In just two weeks, the Jews will be celebrating their New Year, Rosh Hashanah. Central to their celebration is the reading of the story of Abraham and his willingness to sacrifice his son, Isaac, at the command of God. Because of his act of faith in God, Abraham has become known as The Father of Faith. He began to demonstrate faith when God first spoke to him at the age of 75. God said to him, "Go from your country, your people, and your father's household to the land I will show you. I will make you into a great nation, and I will bless you; I will make your name great, and you will be a blessing. I will bless those who bless you, and whoever curses you I will curse; and all people on earth will be blessed through you." (Genesis 12:2-3) Abram, as he was known then, put feet to his faith and set out for the Promised Land.
Abram had another encounter with God when he was 99 years old. God said to him, "As for me, this is my covenant with you. You will be the father of many nations. No longer will you be called Abram; your name will be Abraham, for I have made you a father of many nations." (Genesis 17:4-5) To seal the promise God was making, He required all males to be circumcised as a sign of this everlasting covenant.
Faith was to become the key for all nations to be part of the family of God. That faith must be established through our belief that Jesus Christ is the Son of God and died for our sins. If we make this decision, the righteousness of Christ is given to us. Romans 4:9 tells us that "Faith was credited to Abraham as God's righteousness!" (TPT) Faith in God and righteousness go hand-in-hand. Romans 4:3, in The Passion Translation, explains this. "Because Abraham believed God's words, his faith transferred God's righteousness into his account."

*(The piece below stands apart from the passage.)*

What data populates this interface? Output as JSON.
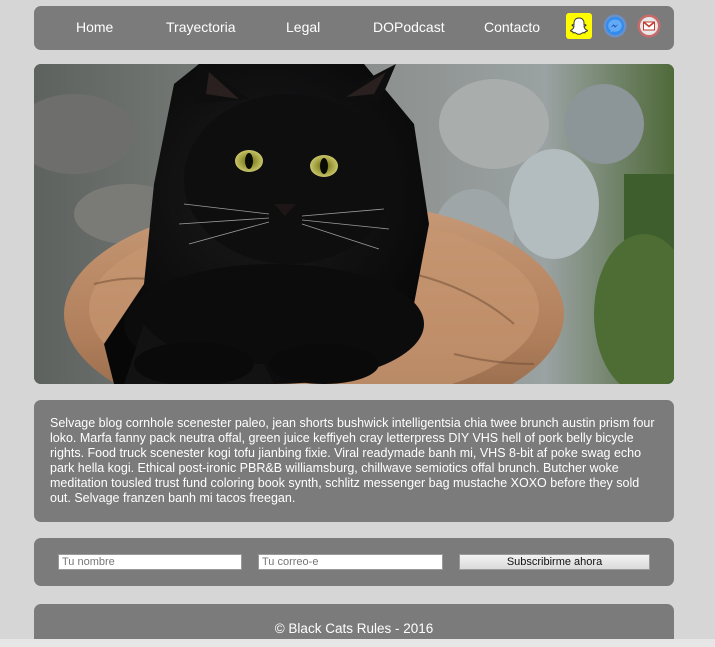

Romans 4 also makes it clear that this righteousness is available to every person on the face of the earth. Look at Romans 4:10-11. "How did he (Abraham) receive this gift of righteousness? Was he circumcised at the time God accepted him, or was he still uncircumcised? Clearly, he was an uncircumcised gentile when God said this of him! It was later that he received the external sign of circumcision as a seal to confirm that God had already transferred His righteousness to him by faith, while he was still uncircumcised." (TPT)
God's promises to Abraham were ultimately fulfilled through Jesus Christ who is in Abraham's line. Notice that God did not select a perfect man in Abraham. We can see the mistakes that he made and sins that he committed. He learned through these and grew in faith. The ultimate test of his faith was when he was told to sacrifice Isaac, his only son. He traveled approximately 50 miles to Mount Moriah and had an abundance of time to reconsider what he was about to do. But Abraham demonstrated that he loved God more than he loved the promise. Through his commitment to follow God's command, he was rewarded with blessings that confirmed his faith in God.
We can be assured that our faith in God will be tested. That is the only way for it to grow. God wants to increase His righteousness in our "accounts" through increasing our faith. Why else would He send his Son to earth to die? "God made Him who had no sin to be sin for us, so that in Him we might become the righteousness of God." (2 Corinthians 5:21) It seems to me that when we pass our tests, we get a double bonus: increased faith and righteousness.
Joan E. Mathias